...are not made in the months or immediate years following their tenure.
I am glad to see you post this.
One problem they will face now and in the future is the trend to live in the now, which will cause so many quick judgements on everything.

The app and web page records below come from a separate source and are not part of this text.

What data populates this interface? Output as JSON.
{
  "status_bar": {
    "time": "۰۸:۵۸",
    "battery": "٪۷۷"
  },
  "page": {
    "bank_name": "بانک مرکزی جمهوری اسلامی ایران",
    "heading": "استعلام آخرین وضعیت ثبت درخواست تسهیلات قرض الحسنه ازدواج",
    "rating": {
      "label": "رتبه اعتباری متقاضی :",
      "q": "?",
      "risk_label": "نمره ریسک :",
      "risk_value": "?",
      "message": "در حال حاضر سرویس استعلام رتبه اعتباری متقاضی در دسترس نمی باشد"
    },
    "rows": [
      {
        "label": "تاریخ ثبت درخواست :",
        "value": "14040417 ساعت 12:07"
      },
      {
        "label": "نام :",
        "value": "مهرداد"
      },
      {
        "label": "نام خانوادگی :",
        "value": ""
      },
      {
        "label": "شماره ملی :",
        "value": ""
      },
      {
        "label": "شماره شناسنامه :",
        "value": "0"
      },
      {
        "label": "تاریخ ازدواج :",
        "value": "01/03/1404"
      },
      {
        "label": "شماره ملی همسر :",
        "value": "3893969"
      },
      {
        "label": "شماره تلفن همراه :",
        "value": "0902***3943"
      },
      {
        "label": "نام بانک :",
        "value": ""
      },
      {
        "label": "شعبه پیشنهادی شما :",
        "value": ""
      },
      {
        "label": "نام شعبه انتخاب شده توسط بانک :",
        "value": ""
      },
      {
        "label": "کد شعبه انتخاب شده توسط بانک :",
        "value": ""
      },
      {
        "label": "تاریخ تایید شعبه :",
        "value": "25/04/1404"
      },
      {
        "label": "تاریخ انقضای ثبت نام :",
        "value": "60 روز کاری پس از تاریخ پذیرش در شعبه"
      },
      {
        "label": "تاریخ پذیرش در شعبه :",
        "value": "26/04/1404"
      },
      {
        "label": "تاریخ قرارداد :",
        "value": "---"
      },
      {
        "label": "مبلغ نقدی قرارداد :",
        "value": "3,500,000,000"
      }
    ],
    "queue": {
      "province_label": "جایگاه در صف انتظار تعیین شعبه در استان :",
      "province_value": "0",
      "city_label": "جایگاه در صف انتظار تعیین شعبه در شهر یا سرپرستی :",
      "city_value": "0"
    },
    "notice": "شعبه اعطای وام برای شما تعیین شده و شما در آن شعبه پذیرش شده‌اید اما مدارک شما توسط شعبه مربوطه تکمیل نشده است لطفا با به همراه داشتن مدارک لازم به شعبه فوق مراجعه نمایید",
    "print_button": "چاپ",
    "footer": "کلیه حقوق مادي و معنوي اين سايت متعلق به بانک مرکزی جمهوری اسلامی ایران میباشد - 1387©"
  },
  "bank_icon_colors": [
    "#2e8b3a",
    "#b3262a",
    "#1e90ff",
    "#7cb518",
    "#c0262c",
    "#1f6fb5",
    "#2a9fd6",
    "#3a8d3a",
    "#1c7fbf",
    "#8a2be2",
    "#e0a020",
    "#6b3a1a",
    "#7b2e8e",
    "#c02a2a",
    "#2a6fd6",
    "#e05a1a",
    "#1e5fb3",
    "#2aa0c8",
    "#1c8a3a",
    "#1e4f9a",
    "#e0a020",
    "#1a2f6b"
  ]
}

This is a shame, as it often takes years to truly see the ramifications of an action.